PROBLEM DETAILS: Sort through the entries below and pull out lines containing the word "номером".

(INPUT FOR THIS TASK begins)

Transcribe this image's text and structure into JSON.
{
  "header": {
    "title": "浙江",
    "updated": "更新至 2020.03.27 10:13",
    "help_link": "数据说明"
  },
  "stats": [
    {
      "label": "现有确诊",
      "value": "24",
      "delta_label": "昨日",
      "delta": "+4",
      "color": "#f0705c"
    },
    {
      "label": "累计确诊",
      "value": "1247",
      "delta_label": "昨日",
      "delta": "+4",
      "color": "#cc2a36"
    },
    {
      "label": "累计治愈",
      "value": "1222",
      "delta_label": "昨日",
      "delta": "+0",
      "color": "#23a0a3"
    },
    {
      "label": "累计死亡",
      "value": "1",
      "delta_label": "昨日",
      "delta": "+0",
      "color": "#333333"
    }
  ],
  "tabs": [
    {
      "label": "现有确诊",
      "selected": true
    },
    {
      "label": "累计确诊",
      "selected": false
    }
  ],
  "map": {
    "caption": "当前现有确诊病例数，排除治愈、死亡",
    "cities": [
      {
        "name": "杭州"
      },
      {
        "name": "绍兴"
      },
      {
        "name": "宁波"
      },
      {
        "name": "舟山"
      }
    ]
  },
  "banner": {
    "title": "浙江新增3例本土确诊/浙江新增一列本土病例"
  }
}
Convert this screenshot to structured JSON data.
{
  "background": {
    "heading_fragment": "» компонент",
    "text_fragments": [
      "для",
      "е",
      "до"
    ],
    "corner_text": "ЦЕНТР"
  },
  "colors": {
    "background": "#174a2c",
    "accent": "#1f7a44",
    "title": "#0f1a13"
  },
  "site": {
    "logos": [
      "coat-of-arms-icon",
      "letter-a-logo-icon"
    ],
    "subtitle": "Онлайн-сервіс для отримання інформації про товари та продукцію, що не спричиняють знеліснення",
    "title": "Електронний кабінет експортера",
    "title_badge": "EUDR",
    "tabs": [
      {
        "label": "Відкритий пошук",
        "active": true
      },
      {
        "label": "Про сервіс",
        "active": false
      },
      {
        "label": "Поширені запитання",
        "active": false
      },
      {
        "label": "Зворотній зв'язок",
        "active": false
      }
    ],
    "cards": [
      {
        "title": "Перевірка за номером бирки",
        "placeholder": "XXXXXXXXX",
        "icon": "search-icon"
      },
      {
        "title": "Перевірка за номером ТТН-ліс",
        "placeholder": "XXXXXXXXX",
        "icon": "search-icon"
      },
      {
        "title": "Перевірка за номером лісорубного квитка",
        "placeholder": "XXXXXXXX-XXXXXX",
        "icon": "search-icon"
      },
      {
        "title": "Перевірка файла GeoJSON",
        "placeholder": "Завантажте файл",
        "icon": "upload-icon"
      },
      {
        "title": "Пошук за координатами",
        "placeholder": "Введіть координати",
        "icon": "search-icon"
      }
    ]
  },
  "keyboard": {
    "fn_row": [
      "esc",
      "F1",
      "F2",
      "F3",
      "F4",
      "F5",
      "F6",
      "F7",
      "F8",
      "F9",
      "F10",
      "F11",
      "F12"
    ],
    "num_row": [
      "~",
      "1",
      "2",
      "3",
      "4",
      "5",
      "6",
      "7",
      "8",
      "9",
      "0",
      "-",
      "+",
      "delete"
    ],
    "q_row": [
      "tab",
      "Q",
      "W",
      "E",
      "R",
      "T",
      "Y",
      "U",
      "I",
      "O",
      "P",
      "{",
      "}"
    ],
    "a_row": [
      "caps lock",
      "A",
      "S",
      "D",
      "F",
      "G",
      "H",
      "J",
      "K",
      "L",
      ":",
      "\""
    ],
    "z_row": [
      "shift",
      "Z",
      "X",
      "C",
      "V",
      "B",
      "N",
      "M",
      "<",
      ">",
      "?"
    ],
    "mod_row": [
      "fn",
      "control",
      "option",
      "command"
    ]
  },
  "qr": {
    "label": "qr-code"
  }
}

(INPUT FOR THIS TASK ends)

EXERCISE RESULT:
        "title": "Перевірка за номером бирки",
        "title": "Перевірка за номером ТТН-ліс",
        "title": "Перевірка за номером лісорубного квитка",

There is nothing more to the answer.